> _DESCRIPTION OF THE TASK_: Find the lines below that contain the string "What". Copy each one.

> _Dataset rows for apps and sites_:

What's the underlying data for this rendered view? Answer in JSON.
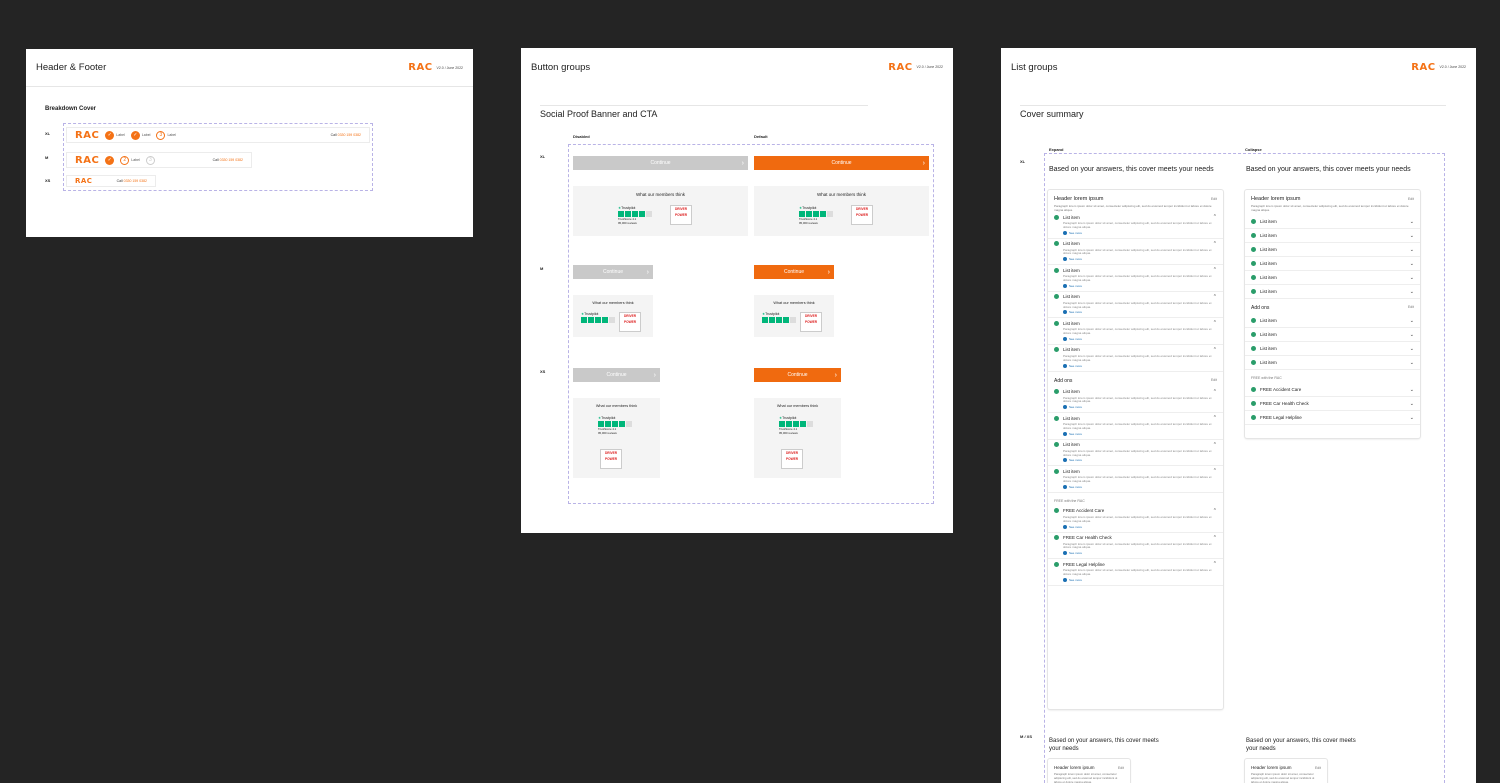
{
  "boards": {
    "header_footer": {
      "title": "Header & Footer",
      "logo": "RAC",
      "version": "V2.0 / June 2022",
      "section": "Breakdown Cover",
      "sizes": [
        "XL",
        "M",
        "XS"
      ],
      "step_label": "Label",
      "call_prefix": "Call",
      "call_number": "0330 159 0382"
    },
    "button_groups": {
      "title": "Button groups",
      "logo": "RAC",
      "version": "V2.0 / June 2022",
      "section": "Social Proof Banner and CTA",
      "col_disabled": "Disabled",
      "col_default": "Default",
      "sizes": [
        "XL",
        "M",
        "XS"
      ],
      "button_label": "Continue",
      "proof_title": "What our members think",
      "trustpilot": "Trustpilot",
      "trustscore": "TrustScore 4.1",
      "reviews": "95,000 reviews",
      "driver_power_1": "DRIVER",
      "driver_power_2": "POWER"
    },
    "list_groups": {
      "title": "List groups",
      "logo": "RAC",
      "version": "V2.0 / June 2022",
      "section": "Cover summary",
      "col_expand": "Expand",
      "col_collapse": "Collapse",
      "size_xl": "XL",
      "size_mxs": "M / XS",
      "heading": "Based on your answers, this cover meets your needs",
      "card_header": "Header lorem ipsum",
      "edit": "Edit",
      "para": "Paragraph lorem ipsum dolor sit amet, consectetur adipiscing elit, sed do eiusmod tempor incididunt ut labore et dolore magna aliqua.",
      "list_item": "List item",
      "see_more": "See more",
      "addons": "Add ons",
      "free_title": "FREE with the RAC",
      "free_items": [
        "FREE Accident Care",
        "FREE Car Health Check",
        "FREE Legal Helpline"
      ]
    }
  }
}
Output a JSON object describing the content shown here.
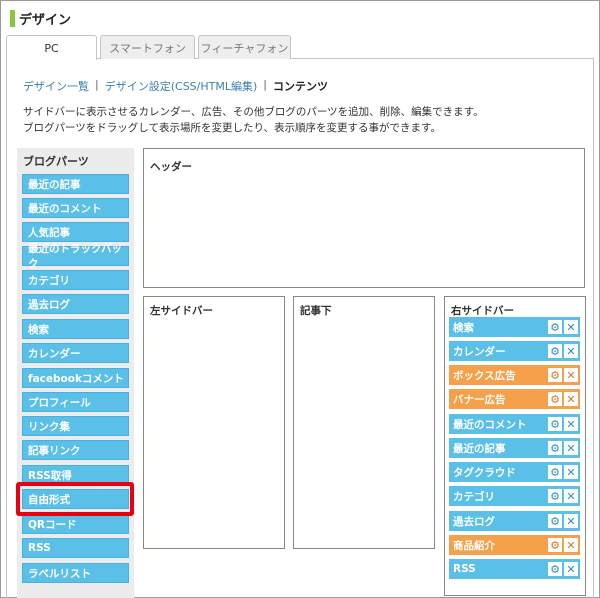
{
  "page": {
    "title": "デザイン"
  },
  "tabs": [
    {
      "label": "PC",
      "active": true
    },
    {
      "label": "スマートフォン",
      "active": false
    },
    {
      "label": "フィーチャフォン",
      "active": false
    }
  ],
  "breadcrumb": {
    "link1": "デザイン一覧",
    "link2": "デザイン設定(CSS/HTML編集)",
    "current": "コンテンツ",
    "separator": "|"
  },
  "description": {
    "line1": "サイドバーに表示させるカレンダー、広告、その他ブログのパーツを追加、削除、編集できます。",
    "line2": "ブログパーツをドラッグして表示場所を変更したり、表示順序を変更する事ができます。"
  },
  "parts_panel": {
    "title": "ブログパーツ",
    "items": [
      "最近の記事",
      "最近のコメント",
      "人気記事",
      "最近のトラックバック",
      "カテゴリ",
      "過去ログ",
      "検索",
      "カレンダー",
      "facebookコメント",
      "プロフィール",
      "リンク集",
      "記事リンク",
      "RSS取得",
      "自由形式",
      "QRコード",
      "RSS",
      "ラベルリスト"
    ],
    "highlighted": "自由形式"
  },
  "areas": {
    "header": "ヘッダー",
    "left_sidebar": "左サイドバー",
    "below_article": "記事下",
    "right_sidebar": "右サイドバー"
  },
  "right_sidebar_items": [
    {
      "label": "検索",
      "color": "blue"
    },
    {
      "label": "カレンダー",
      "color": "blue"
    },
    {
      "label": "ボックス広告",
      "color": "orange"
    },
    {
      "label": "バナー広告",
      "color": "orange"
    },
    {
      "label": "最近のコメント",
      "color": "blue"
    },
    {
      "label": "最近の記事",
      "color": "blue"
    },
    {
      "label": "タグクラウド",
      "color": "blue"
    },
    {
      "label": "カテゴリ",
      "color": "blue"
    },
    {
      "label": "過去ログ",
      "color": "blue"
    },
    {
      "label": "商品紹介",
      "color": "orange"
    },
    {
      "label": "RSS",
      "color": "blue"
    }
  ],
  "icons": {
    "settings": "gear-icon",
    "remove": "close-icon",
    "gear_glyph": "⚙",
    "close_glyph": "✕"
  },
  "colors": {
    "part_blue": "#5bc0e8",
    "part_orange": "#f5a04a",
    "heading_accent": "#8cc63f",
    "highlight_red": "#e60012"
  }
}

> _RESULT OF THE TASK_:
What's the underlying data for this rendered view? Answer in JSON.
      "proof_title": "What our members think",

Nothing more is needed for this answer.